I am on my first of many, many trains. For the time being, this means my stomach has stopped going all flipped. I have my passport. I have a lot of chocolate (host gifts). I have what I think is probably just enough money in the bank.
I suspect I have too much stuff, but I also have a bag that is bigger than it looks, Mary Poppins style. There was a plan to do a big post on packing and how I conquered it, but I don’t feel I actually conquered anything – just barely managed more like. Perhaps once I’ve been away a few weeks I’ll hit my stride with being master of my luggage. For now I just hope I put everything in sensible places.
I’ve loaded my Kindle up with stuff, which I’m quite excited about. And in my first hour on the train I got through the third quarter of a book I started reading IN THE SUMMER. I’ve not had that kind of idle time since then. I am perhaps disproportionately excited about this.
Here’s what’s in store so far:
- Musicophilia: Tales of Music and the Brain – Oliver Sacks
- Into Thin Air: A Personal Account of the Everest Disaster – Jon Krakauer
- The Once and Future King – T.H. White
- Sunset Song (A Scots Quair) – Lewis Grassic Gibbon
- Natural Born Heroes: The Lost Secrets of Strength and Endurance – Christopher McDougall
- Midnight in Siberia: A Train Journey into the Heart of Russia – David Greene

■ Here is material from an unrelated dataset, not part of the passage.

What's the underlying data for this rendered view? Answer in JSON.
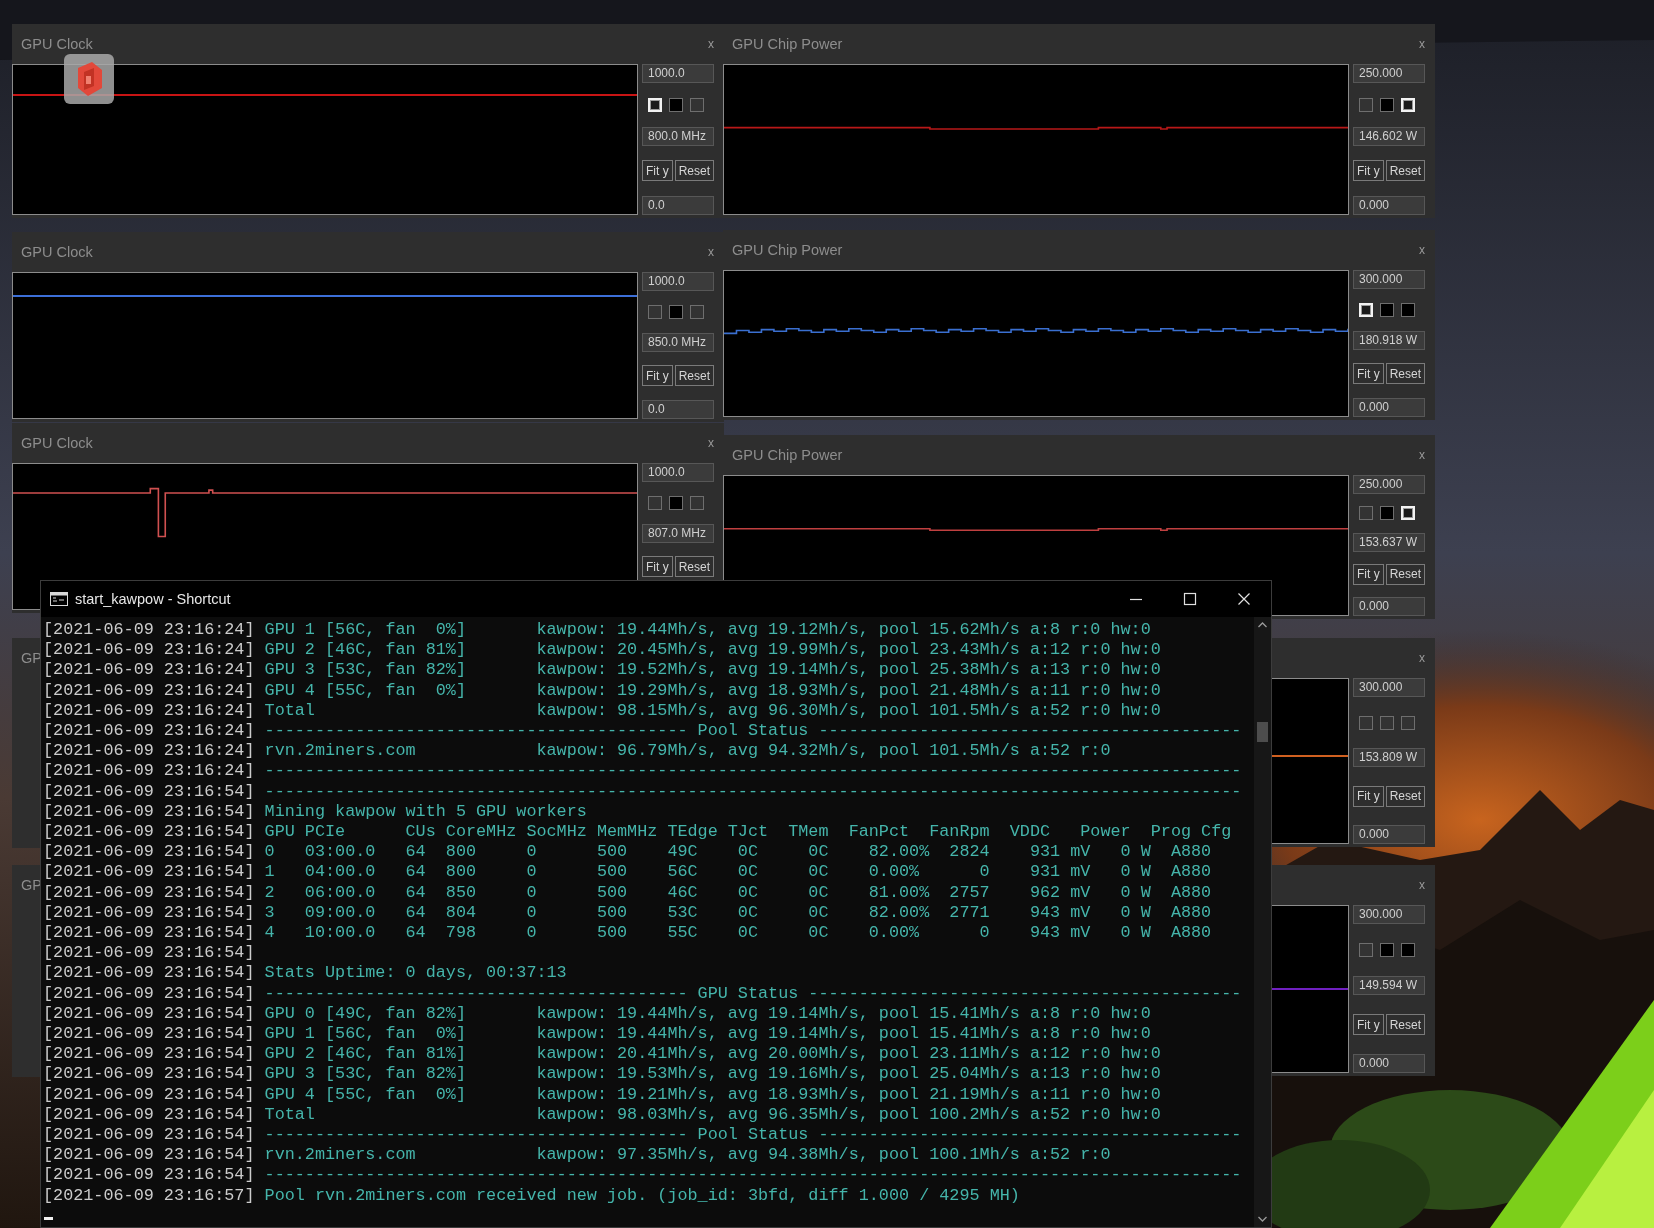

The book I’m finishing is Trumpet by Jackie Kay, and I also have War and Peace and The Hitchhiker’s Guide to the Galaxy, because of course I do.
Edinburgh has gone mild on the weather for the past few days, which has provided a good few late-night walks home, Arthur’s Seat and the Crags silhouetted against the clear, nearly-full-moon-lit sky. I’ve eaten and drank in the best pubs in the city. I’ve danced with all my friends. I’ve had lots of cake. Mim has already won future flatmate of the century by rescuing me with a functioning washing machine two days before I left. Kristina bought me the most stylin’ wooden Scandinavian travel mug in the city. I had a good cuddle with a puppy before leaving the keys on the table.
There is nothing here to stay away from. It’s much easier to leave when you have all of that to come home to.
But just to give me a little shove on my way, once I got to Waverley, the heavens opened up and dumped all the water they could find. I narrowly escaped a soaking, but being in the station was like going through a car wash in a car with a very high, zigzagged sunroof.
I suspect that’s Edinburgh being all ‘I’ll bust out the good stuff when you come home, now eat your overpriced M&S salad and git outta here.’
So I’m on my way. I ate my overpriced salad and then enjoyed an equally overpriced cup of train tea while watching England roll by in the low winter sun. Then I FINISHED that book.
I did try to post this from the train, but I’d like to point out that Virgin Trains were offering fully free WiFi in standard class today. For the ridiculous reason that it’s Black Friday, which has been adopted by the UK for, I don’t know, Capitalism. I have so many issues with this, including the fact that the WiFi basically was not working because I assume it wasn’t prepared to handle everyone using it for free. Whatever. At the very least, we could officially get in on Thanksgiving if they’re going to foist made-up American shopping holidays on us.
In any case, I can survive without interweb connections and resolved to upload later. I arrived at Kings Cross at 5 and it was already dark and a bit misty from the humidity of the rain outside. I walked nearly the full length of the platform since my carriage was at the back, which I kind of love because it gives me more time to think about Harry Potter, which I always do when I come in to Kings Cross.
In the books, the station is a sort of arena for transition and major decisions, which isn’t anything profound, but I do always think about it when I arrive or depart there. It certainly seemed even more appropriate today than it normally does.